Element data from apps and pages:
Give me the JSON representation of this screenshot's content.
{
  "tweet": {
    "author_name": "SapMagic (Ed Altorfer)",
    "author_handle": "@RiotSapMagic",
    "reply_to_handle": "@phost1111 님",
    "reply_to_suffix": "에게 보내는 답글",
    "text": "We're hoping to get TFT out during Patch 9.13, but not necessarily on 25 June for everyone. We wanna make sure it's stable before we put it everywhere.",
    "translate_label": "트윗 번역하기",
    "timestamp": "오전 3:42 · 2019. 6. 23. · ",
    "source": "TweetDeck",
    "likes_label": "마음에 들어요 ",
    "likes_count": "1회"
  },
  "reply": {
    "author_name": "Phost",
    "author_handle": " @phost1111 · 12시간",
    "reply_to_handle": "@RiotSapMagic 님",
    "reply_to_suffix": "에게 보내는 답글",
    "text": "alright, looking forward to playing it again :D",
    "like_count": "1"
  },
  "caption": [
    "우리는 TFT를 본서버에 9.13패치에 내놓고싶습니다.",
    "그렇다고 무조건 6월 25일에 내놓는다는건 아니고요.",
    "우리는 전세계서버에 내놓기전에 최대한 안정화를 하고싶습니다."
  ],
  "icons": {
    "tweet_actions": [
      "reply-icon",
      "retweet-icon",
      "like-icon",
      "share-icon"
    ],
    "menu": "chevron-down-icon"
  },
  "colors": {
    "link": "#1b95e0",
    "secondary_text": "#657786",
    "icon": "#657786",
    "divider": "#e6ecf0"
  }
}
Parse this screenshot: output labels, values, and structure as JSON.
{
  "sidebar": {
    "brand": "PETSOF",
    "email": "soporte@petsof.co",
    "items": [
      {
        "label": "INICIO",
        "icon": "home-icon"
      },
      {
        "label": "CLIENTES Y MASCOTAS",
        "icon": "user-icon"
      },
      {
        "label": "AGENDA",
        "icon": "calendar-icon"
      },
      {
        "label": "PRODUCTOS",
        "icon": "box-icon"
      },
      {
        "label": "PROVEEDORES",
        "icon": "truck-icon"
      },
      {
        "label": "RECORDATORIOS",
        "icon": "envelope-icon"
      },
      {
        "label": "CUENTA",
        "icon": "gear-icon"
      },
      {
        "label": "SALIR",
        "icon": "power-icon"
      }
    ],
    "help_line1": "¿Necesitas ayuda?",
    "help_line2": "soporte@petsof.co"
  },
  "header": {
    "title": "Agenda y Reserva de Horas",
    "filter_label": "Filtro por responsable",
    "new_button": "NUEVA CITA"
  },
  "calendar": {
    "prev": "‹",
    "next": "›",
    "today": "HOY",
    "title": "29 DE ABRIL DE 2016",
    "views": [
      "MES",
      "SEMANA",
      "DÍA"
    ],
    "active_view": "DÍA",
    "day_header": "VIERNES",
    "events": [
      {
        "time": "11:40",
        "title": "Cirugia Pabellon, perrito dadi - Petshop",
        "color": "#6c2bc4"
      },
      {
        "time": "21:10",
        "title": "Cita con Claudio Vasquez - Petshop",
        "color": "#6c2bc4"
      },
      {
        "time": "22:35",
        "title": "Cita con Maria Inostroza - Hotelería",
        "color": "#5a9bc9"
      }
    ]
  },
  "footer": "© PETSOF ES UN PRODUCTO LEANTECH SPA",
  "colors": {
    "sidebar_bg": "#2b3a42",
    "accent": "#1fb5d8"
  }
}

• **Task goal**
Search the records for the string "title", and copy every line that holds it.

• **Solution to this task**
    "title": "Agenda y Reserva de Horas",
    "title": "29 DE ABRIL DE 2016",
        "title": "Cirugia Pabellon, perrito dadi - Petshop",
        "title": "Cita con Claudio Vasquez - Petshop",
        "title": "Cita con Maria Inostroza - Hotelería",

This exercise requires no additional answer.